You’re not nearly the only person whose life has been a mixture of joy and success, and adverse events and negative feelings. Broken or dysfunctional relationships, failures and lost opportunities are commonplace in life trajectories, as are feelings of resentment, fear, guilt and jealousy.
Can you mitigate bad memories?
Do you entertain negative feelings or stressful thoughts about the future?
Old age can be very stressful. Particularly after age 75, it’s often associated with an accumulation of challenging conditions such as illness, disability, social isolation, needing more help and having to care for others.
Older people also face a series of disruptions, including bereavement and moving from their homes.
But old age doesn’t have to be depressing. If you’re well prepared, you can grow happier in spite of hardships.
But you can’t let your mind run free. The mind is your instrument and it should be at your service – not the other way around.
How good are you at preventing negative thoughts from taking hold of you?
In this series, I’m going to explore how the mind functions and discuss techniques you can use to train it properly. You will see that there’s no age limit to unlocking your potential. You can shine your light onto others as long as you live.
Nicole F. Bernier is a long time practitioner and teacher of yoga and positive thinking. A fully trained political scientist, she worked as a research professor at the Université de Montréal until her affinity for forward-thinking policy research led her to join the Institute for Research on Public Policy, one of Canada’s most influential think tanks. In her role as director of the Faces of Aging research program (2011-2016), she developed an innovative agenda that explored the social and economic challenges of Canada’s aging population.
For interview requests, click here.
The opinions expressed by our columnists and contributors are theirs alone and do not inherently or expressly reflect the views of our publication.
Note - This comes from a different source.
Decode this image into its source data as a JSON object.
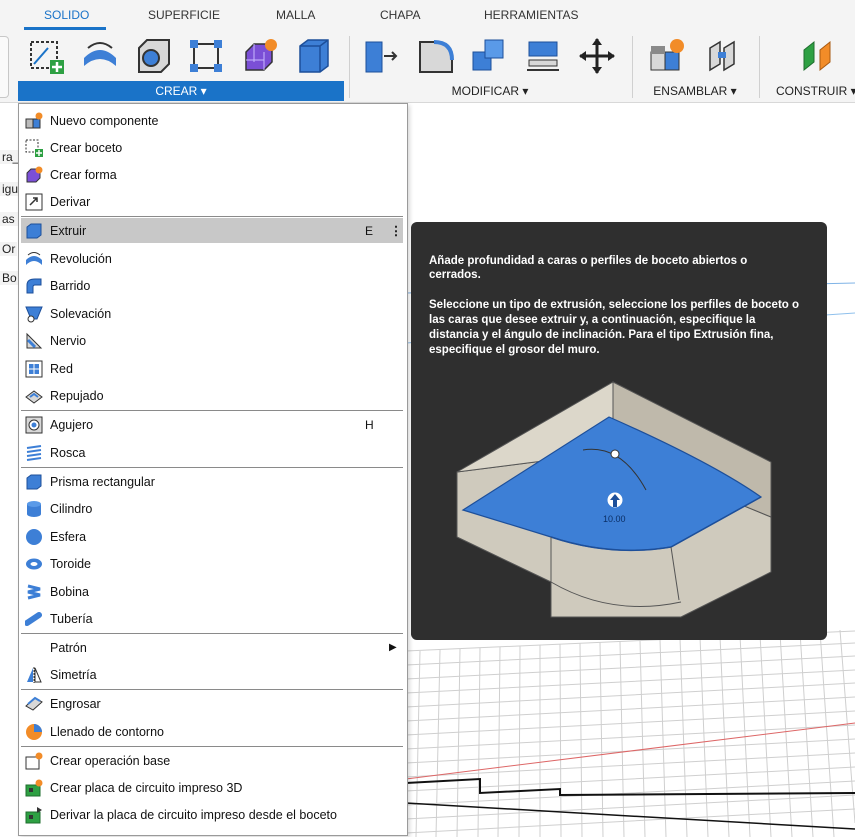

© Troy Media
Troy Media is an editorial content provider to media outlets and its own hosted community news outlets across Canada.